Exercise details:
Look through the data that follows and copy each line with the string "ADATA".

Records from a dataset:

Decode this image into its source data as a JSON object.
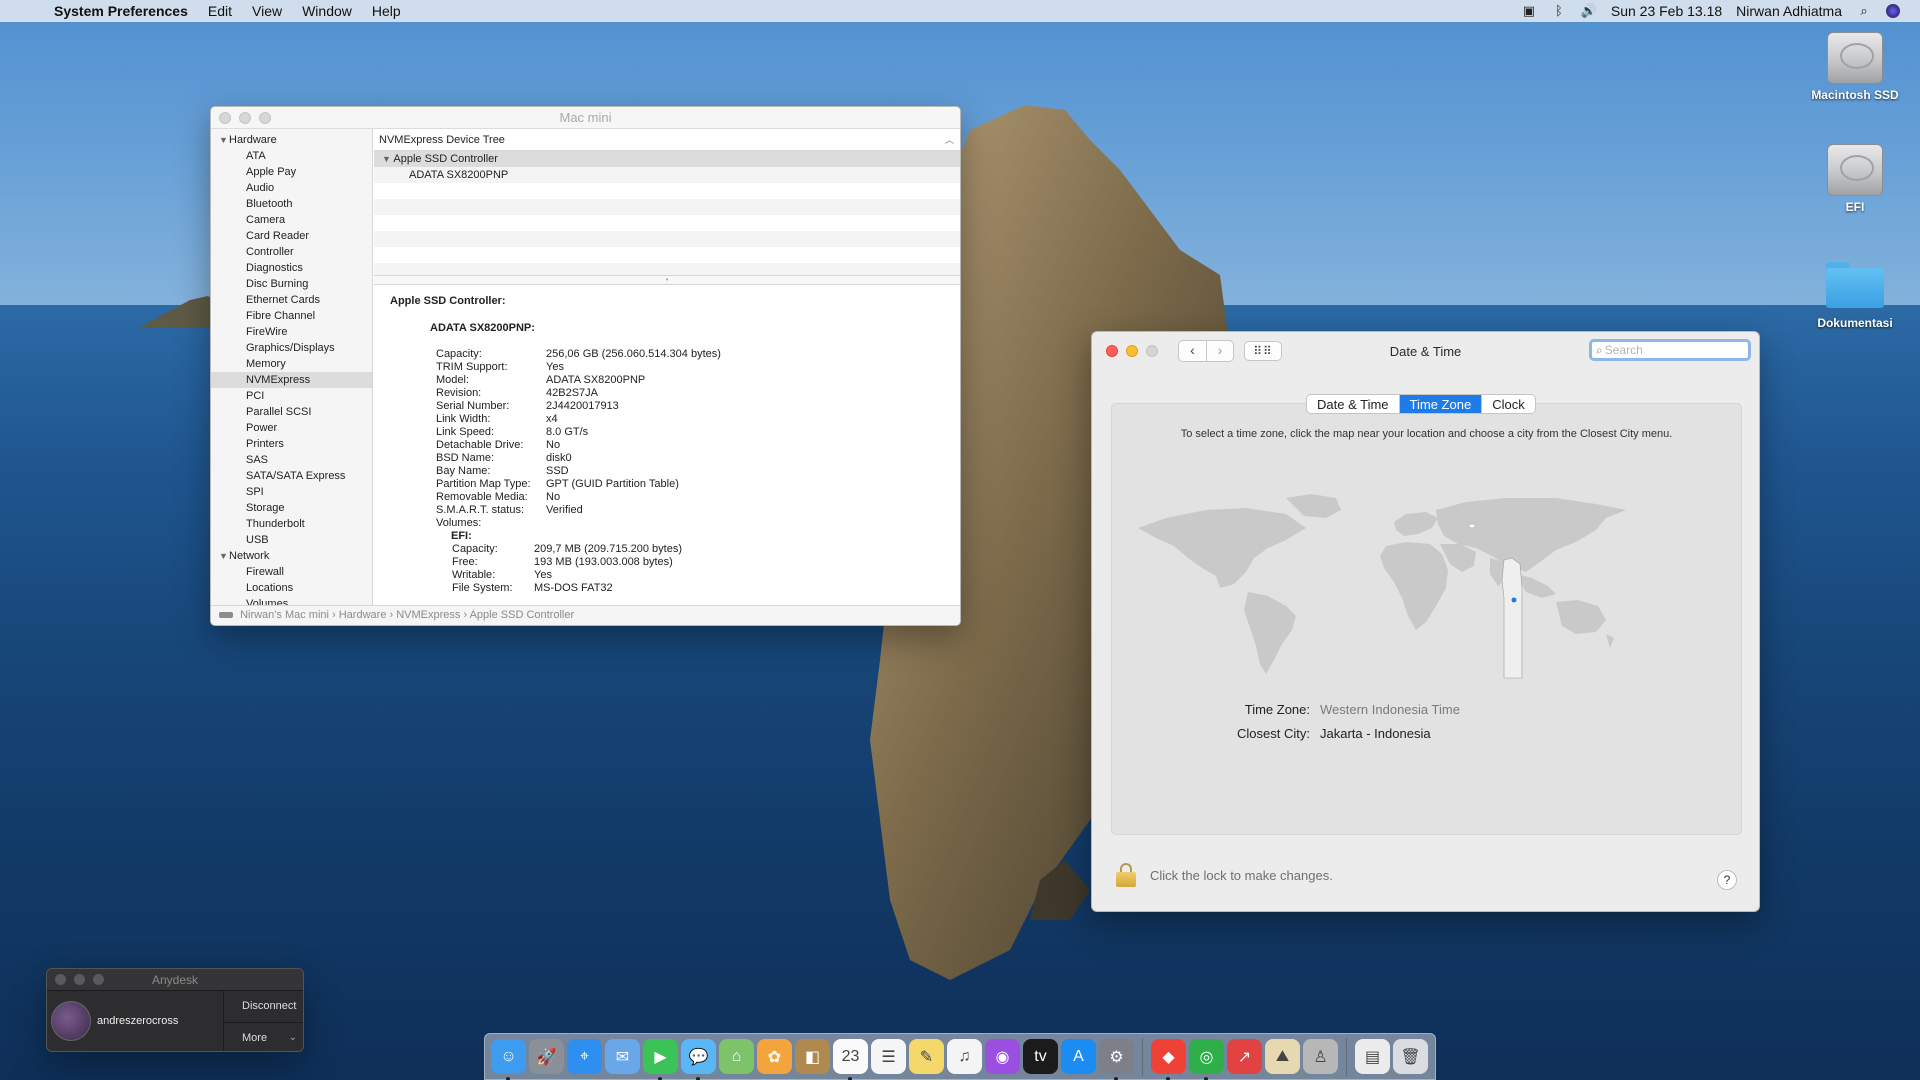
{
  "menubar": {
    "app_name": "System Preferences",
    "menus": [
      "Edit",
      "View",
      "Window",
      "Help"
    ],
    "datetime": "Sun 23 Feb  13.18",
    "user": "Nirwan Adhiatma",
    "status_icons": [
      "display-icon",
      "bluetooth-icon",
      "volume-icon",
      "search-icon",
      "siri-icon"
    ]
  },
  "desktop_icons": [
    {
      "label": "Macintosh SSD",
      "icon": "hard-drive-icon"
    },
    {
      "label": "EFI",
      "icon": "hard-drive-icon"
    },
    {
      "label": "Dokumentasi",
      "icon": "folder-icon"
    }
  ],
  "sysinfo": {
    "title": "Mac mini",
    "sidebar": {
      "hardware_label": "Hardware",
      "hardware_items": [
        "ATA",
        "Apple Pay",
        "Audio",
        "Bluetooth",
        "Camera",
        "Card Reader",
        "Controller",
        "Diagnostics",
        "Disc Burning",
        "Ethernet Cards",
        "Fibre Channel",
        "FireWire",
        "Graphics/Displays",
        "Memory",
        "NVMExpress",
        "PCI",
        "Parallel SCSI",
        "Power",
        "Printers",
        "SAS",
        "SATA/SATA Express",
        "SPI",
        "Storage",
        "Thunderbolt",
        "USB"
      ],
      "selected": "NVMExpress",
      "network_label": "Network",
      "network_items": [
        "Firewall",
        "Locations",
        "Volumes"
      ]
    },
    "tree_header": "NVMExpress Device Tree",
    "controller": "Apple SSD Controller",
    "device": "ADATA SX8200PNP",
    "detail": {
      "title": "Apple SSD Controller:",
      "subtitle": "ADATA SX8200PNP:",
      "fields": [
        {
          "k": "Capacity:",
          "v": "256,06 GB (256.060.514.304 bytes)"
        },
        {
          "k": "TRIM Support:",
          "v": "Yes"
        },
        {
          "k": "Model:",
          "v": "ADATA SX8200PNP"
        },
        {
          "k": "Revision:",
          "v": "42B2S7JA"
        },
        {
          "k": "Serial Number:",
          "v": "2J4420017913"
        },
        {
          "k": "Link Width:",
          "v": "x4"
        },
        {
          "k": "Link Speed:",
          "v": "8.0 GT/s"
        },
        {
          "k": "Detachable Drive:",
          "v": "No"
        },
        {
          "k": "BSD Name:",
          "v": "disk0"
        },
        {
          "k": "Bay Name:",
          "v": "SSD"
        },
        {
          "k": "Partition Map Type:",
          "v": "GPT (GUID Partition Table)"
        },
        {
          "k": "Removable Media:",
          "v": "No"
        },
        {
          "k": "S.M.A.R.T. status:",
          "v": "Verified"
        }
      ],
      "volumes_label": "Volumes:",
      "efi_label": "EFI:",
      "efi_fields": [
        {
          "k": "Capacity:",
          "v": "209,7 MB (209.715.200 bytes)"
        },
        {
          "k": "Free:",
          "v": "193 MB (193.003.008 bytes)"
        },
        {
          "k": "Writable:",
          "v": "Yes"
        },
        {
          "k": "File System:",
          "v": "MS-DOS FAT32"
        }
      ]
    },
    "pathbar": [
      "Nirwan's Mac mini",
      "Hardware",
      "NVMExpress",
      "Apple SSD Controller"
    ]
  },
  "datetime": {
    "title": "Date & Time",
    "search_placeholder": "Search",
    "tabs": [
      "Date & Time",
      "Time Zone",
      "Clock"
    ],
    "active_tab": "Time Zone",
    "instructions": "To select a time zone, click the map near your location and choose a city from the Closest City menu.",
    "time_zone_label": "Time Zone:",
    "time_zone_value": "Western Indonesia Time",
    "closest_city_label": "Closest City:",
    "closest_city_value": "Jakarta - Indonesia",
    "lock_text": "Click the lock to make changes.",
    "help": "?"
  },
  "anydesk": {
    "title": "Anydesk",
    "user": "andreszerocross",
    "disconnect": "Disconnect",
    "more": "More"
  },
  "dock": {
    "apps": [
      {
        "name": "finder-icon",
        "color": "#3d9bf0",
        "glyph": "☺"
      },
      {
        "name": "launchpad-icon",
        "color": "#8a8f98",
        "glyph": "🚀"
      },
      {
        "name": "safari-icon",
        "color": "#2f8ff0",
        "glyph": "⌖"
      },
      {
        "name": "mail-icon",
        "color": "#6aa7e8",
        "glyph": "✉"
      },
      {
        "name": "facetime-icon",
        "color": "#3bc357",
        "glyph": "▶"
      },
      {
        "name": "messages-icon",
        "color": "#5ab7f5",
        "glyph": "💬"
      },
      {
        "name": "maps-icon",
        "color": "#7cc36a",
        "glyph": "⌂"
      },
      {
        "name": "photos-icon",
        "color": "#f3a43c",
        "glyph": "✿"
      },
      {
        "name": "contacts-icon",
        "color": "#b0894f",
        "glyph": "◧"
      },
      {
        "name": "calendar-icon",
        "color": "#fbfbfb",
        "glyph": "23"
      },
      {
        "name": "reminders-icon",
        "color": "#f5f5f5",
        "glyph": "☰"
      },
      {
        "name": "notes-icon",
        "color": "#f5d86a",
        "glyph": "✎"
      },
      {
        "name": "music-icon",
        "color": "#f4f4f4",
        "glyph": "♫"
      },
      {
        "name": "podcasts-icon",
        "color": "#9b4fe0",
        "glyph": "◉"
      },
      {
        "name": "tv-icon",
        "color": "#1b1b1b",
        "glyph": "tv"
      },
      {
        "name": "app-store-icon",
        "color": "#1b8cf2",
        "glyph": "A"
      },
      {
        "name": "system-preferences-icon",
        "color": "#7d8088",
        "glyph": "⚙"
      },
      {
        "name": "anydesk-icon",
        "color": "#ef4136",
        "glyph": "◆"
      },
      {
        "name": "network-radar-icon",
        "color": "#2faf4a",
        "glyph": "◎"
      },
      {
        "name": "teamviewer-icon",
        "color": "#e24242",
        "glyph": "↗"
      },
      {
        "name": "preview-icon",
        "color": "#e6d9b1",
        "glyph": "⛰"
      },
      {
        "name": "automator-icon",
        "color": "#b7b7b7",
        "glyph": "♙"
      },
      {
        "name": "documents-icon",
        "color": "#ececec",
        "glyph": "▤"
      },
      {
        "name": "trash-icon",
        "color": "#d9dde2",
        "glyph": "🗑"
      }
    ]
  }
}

Output of the exercise:
    "device": "ADATA SX8200PNP",
      "subtitle": "ADATA SX8200PNP:",
          "v": "ADATA SX8200PNP"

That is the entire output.